[From Rick Marken (950104.2200)]
I presume that this means that you don't want to discuss the
problems of using conventional IV-DV methodology to study living
Bruce Abbott (950104.2050 EST) --
Actually no, I don't.
Gee, that's too bad. That's all we want to talk about here. But I can
certainly understand your position.
I want to discuss the problems of using control-system methodology
to study aspects of human and animal capabilities for which that
methodology is inappropriate.
What's to discuss? If it's inappropriate it's inappropriate. But how do
you know when PCT methodology is inappropriate? And how do you
know when conventional methods are appropriate? Seems like it
would be important to mention in your text how you do this. We
wouldn't want psychologists applying conventional methods
inappropriately, now, would we?
Let's assume for the sake of argument that the aspects of memory I
wish to study are not control phenomena. "The Test" is unnecessary.
Then you can use conventional methods to your hearts content;-)
But let's not assume; let's find out if the aspects of memory we
wish to study are or are not control phenomena so that we can KNOW
which methods of study are appropriate. How do we find out?
I think you're just playing dumb.
No. Actually I really am this way. And I'm really pretty lousy at the
theoretical aspects of statistics and probability. I'm just a cookbook
kinda guy. Bill's stuff looked OK to me. I'm interested in seeing what
you thought was wrong with it.
Tom Bourbon (950104.1330) asks:
Could you say a little more about the idea that PCT analysis is a subset
of IV-DV methods?
I defer to Bill (950102.1825 MST):
I agree that Rick is overgeneralizing. We use IV-DV analysis when
using the Test for the controlled variable, as you pointed out.
So, Bruce, do you take this to mean that the IV-DV methodology
described in your methods text is the same as the IV-DV methodology
we use when we do the Test? Do the results of the IV-DV experiments
described in your text tell us about how the subjects controlled their
perceptions? Or do you only describe the application of IV-DV
methodology to the study of non-control phenomena?
Having gotten this far, I would now examine my performance on this
task as a function of those pesky disturbances. Which way do I move
the mouse as the screen stimuli change and I attempt to keep them
unchanged, and by how much?
In a compensatory tracking task, changes in the "screen stimuli" are
not the same as the "pesky" disturbance. I highly recommend that you

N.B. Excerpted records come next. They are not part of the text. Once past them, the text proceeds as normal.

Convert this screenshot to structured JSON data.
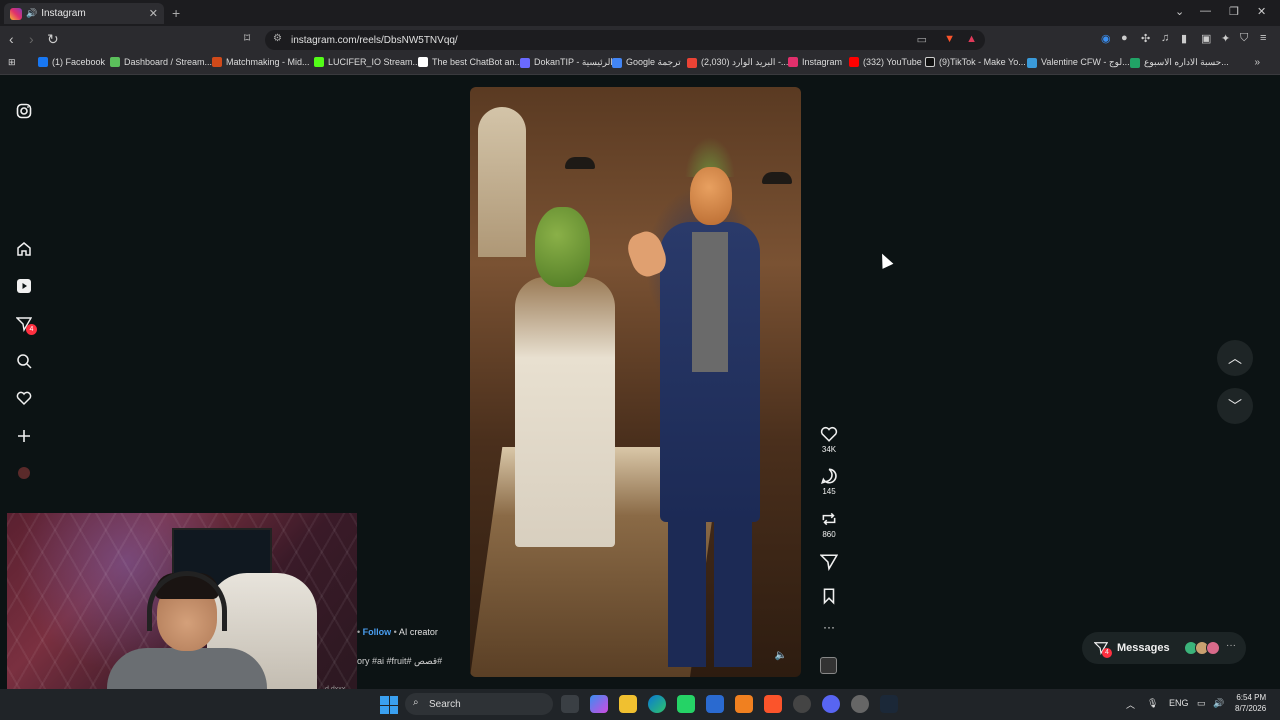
{
  "browser": {
    "tab_title": "Instagram",
    "url": "instagram.com/reels/DbsNW5TNVqq/",
    "bookmarks": [
      {
        "label": "(1) Facebook",
        "color": "#1877f2"
      },
      {
        "label": "Dashboard / Stream...",
        "color": "#5bbf5b"
      },
      {
        "label": "Matchmaking - Mid...",
        "color": "#d04a1a"
      },
      {
        "label": "LUCIFER_IO Stream...",
        "color": "#53fc18"
      },
      {
        "label": "The best ChatBot an...",
        "color": "#ffffff"
      },
      {
        "label": "DokanTIP - الرئيسية",
        "color": "#6a6aff"
      },
      {
        "label": "Google ترجمة",
        "color": "#4285f4"
      },
      {
        "label": "(2,030) البريد الوارد -...",
        "color": "#ea4335"
      },
      {
        "label": "Instagram",
        "color": "#e1306c"
      },
      {
        "label": "(332) YouTube",
        "color": "#ff0000"
      },
      {
        "label": "(9)TikTok - Make Yo...",
        "color": "#111111"
      },
      {
        "label": "Valentine CFW - لوج...",
        "color": "#3a9ad9"
      },
      {
        "label": "حسبة الاداره الاسبوع...",
        "color": "#21a366"
      }
    ]
  },
  "sidebar": {
    "messages_badge": "4"
  },
  "reel": {
    "likes": "34K",
    "comments": "145",
    "reposts": "860",
    "follow_label": "Follow",
    "creator_tag": "AI creator",
    "caption": "ory #ai #fruit# قصص#",
    "cam_watermark": "d dxxx"
  },
  "messages": {
    "label": "Messages",
    "badge": "4",
    "avatar_colors": [
      "#3bb37a",
      "#c9a070",
      "#d86a8a"
    ]
  },
  "taskbar": {
    "search_placeholder": "Search",
    "language": "ENG",
    "time": "6:54 PM",
    "date": "8/7/2026"
  },
  "colors": {
    "page_bg": "#0c1314",
    "follow_link": "#4a9ef0",
    "notification_badge": "#ff3040"
  }
}
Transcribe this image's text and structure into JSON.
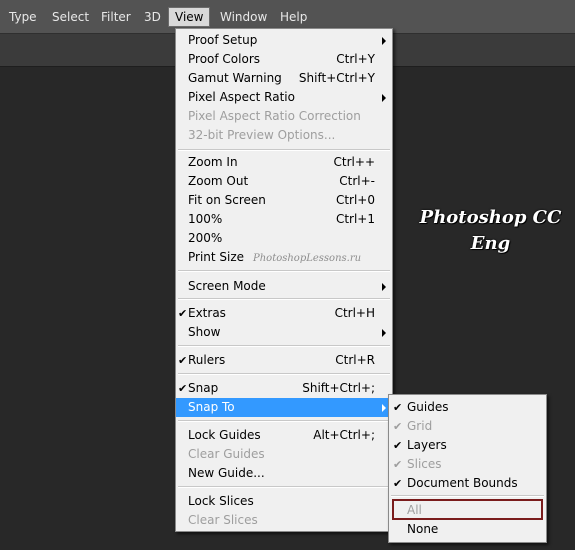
{
  "menubar": {
    "items": [
      "Type",
      "Select",
      "Filter",
      "3D",
      "View",
      "Window",
      "Help"
    ],
    "active": "View"
  },
  "watermark": {
    "line1": "Photoshop  CC",
    "line2": "Eng",
    "site": "PhotoshopLessons.ru"
  },
  "view_menu": {
    "items": [
      {
        "label": "Proof Setup",
        "submenu": true
      },
      {
        "label": "Proof Colors",
        "shortcut": "Ctrl+Y"
      },
      {
        "label": "Gamut Warning",
        "shortcut": "Shift+Ctrl+Y"
      },
      {
        "label": "Pixel Aspect Ratio",
        "submenu": true
      },
      {
        "label": "Pixel Aspect Ratio Correction",
        "disabled": true
      },
      {
        "label": "32-bit Preview Options...",
        "disabled": true
      },
      {
        "label": "Zoom In",
        "shortcut": "Ctrl++"
      },
      {
        "label": "Zoom Out",
        "shortcut": "Ctrl+-"
      },
      {
        "label": "Fit on Screen",
        "shortcut": "Ctrl+0"
      },
      {
        "label": "100%",
        "shortcut": "Ctrl+1"
      },
      {
        "label": "200%"
      },
      {
        "label": "Print Size"
      },
      {
        "label": "Screen Mode",
        "submenu": true
      },
      {
        "label": "Extras",
        "shortcut": "Ctrl+H",
        "checked": true
      },
      {
        "label": "Show",
        "submenu": true
      },
      {
        "label": "Rulers",
        "shortcut": "Ctrl+R",
        "checked": true
      },
      {
        "label": "Snap",
        "shortcut": "Shift+Ctrl+;",
        "checked": true
      },
      {
        "label": "Snap To",
        "submenu": true,
        "highlighted": true
      },
      {
        "label": "Lock Guides",
        "shortcut": "Alt+Ctrl+;"
      },
      {
        "label": "Clear Guides",
        "disabled": true
      },
      {
        "label": "New Guide..."
      },
      {
        "label": "Lock Slices"
      },
      {
        "label": "Clear Slices",
        "disabled": true
      }
    ]
  },
  "snap_to_menu": {
    "items": [
      {
        "label": "Guides",
        "checked": true
      },
      {
        "label": "Grid",
        "checked": true,
        "disabled": true
      },
      {
        "label": "Layers",
        "checked": true
      },
      {
        "label": "Slices",
        "checked": true,
        "disabled": true
      },
      {
        "label": "Document Bounds",
        "checked": true
      },
      {
        "label": "All",
        "disabled": true
      },
      {
        "label": "None"
      }
    ]
  },
  "colors": {
    "highlight": "#3399ff",
    "menu_bg": "#f0f0f0",
    "canvas_bg": "#282828",
    "annotation_box": "#7a1c1c"
  }
}
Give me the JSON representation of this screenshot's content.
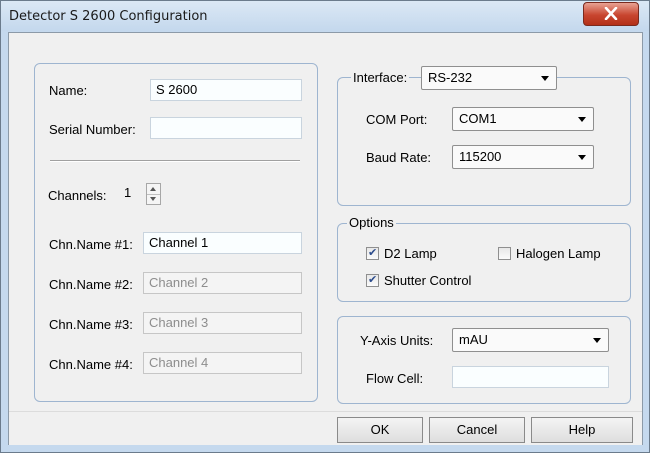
{
  "window": {
    "title": "Detector S 2600 Configuration"
  },
  "left": {
    "name_label": "Name:",
    "name_value": "S 2600",
    "serial_label": "Serial Number:",
    "serial_value": "",
    "channels_label": "Channels:",
    "channels_value": "1",
    "channel_names": [
      {
        "label": "Chn.Name #1:",
        "value": "Channel 1",
        "enabled": true
      },
      {
        "label": "Chn.Name #2:",
        "value": "Channel 2",
        "enabled": false
      },
      {
        "label": "Chn.Name #3:",
        "value": "Channel 3",
        "enabled": false
      },
      {
        "label": "Chn.Name #4:",
        "value": "Channel 4",
        "enabled": false
      }
    ]
  },
  "interface": {
    "label": "Interface:",
    "value": "RS-232",
    "com_port_label": "COM Port:",
    "com_port_value": "COM1",
    "baud_rate_label": "Baud Rate:",
    "baud_rate_value": "115200"
  },
  "options": {
    "title": "Options",
    "d2_lamp": {
      "label": "D2 Lamp",
      "checked": true
    },
    "halogen_lamp": {
      "label": "Halogen Lamp",
      "checked": false
    },
    "shutter_control": {
      "label": "Shutter Control",
      "checked": true
    }
  },
  "units": {
    "y_axis_label": "Y-Axis Units:",
    "y_axis_value": "mAU",
    "flow_cell_label": "Flow Cell:",
    "flow_cell_value": ""
  },
  "buttons": {
    "ok": "OK",
    "cancel": "Cancel",
    "help": "Help"
  },
  "icons": {
    "close": "close-icon",
    "dropdown": "chevron-down-icon",
    "spin_up": "spin-up-icon",
    "spin_down": "spin-down-icon"
  },
  "colors": {
    "close_button": "#c8452f",
    "frame": "#c5d9ee",
    "group_border": "#9eb5d0"
  }
}
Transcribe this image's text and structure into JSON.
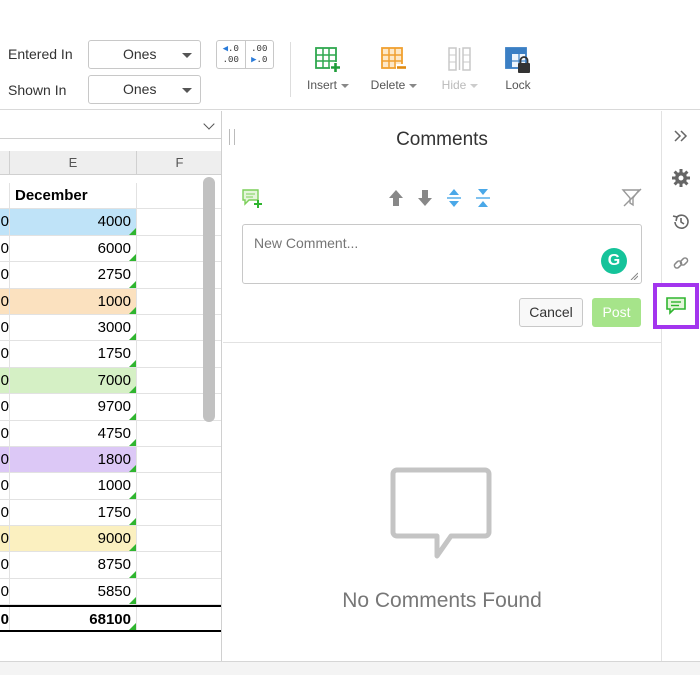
{
  "toolbar": {
    "entered_in": {
      "label": "Entered In",
      "value": "Ones"
    },
    "shown_in": {
      "label": "Shown In",
      "value": "Ones"
    },
    "decimals": {
      "increase": ".0 / .00",
      "decrease": ".00 / .0"
    },
    "tools": [
      {
        "label": "Insert",
        "icon": "insert-icon",
        "enabled": true
      },
      {
        "label": "Delete",
        "icon": "delete-icon",
        "enabled": true
      },
      {
        "label": "Hide",
        "icon": "hide-icon",
        "enabled": false
      },
      {
        "label": "Lock",
        "icon": "lock-icon",
        "enabled": true
      }
    ]
  },
  "sheet": {
    "columns": [
      "E",
      "F"
    ],
    "header": "December",
    "rows": [
      {
        "d": "0",
        "e": "4000",
        "color": "#bfe3f8"
      },
      {
        "d": "0",
        "e": "6000",
        "color": ""
      },
      {
        "d": "0",
        "e": "2750",
        "color": ""
      },
      {
        "d": "0",
        "e": "1000",
        "color": "#fbe1bf"
      },
      {
        "d": "0",
        "e": "3000",
        "color": ""
      },
      {
        "d": "0",
        "e": "1750",
        "color": ""
      },
      {
        "d": "0",
        "e": "7000",
        "color": "#d5f0c5"
      },
      {
        "d": "0",
        "e": "9700",
        "color": ""
      },
      {
        "d": "0",
        "e": "4750",
        "color": ""
      },
      {
        "d": "0",
        "e": "1800",
        "color": "#dcc8f6"
      },
      {
        "d": "0",
        "e": "1000",
        "color": ""
      },
      {
        "d": "0",
        "e": "1750",
        "color": ""
      },
      {
        "d": "0",
        "e": "9000",
        "color": "#fbf0c0"
      },
      {
        "d": "0",
        "e": "8750",
        "color": ""
      },
      {
        "d": "0",
        "e": "5850",
        "color": ""
      }
    ],
    "total": {
      "d": "0",
      "e": "68100"
    }
  },
  "comments": {
    "title": "Comments",
    "input_placeholder": "New Comment...",
    "cancel_label": "Cancel",
    "post_label": "Post",
    "empty_message": "No Comments Found",
    "tools": [
      "add-comment-icon",
      "arrow-up-icon",
      "arrow-down-icon",
      "expand-icon",
      "collapse-icon",
      "filter-icon"
    ]
  },
  "rail": {
    "items": [
      "collapse-panel-icon",
      "settings-icon",
      "history-icon",
      "link-icon",
      "comments-icon"
    ],
    "active": "comments-icon"
  },
  "colors": {
    "accent_green": "#2fb52f",
    "post_button": "#a6e48a",
    "active_outline": "#a335ee",
    "blue_arrows": "#2a7bd9"
  }
}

DO analyze the relationship between movements of the "screen
stimuli", the disturbance and the mouse in a compensatory tracking
task. I have no doubt that you will be able to maintain your belief
that the "screen stimulus" (or something about it) is the IV (cause)
and that mouse movement (or something about it) is the DV (effect).
Heck, you've got the next edition of that text to write. But at least
we'll be looking at some real phenomena and it should give us all a
few weeks of giddy thrills;-)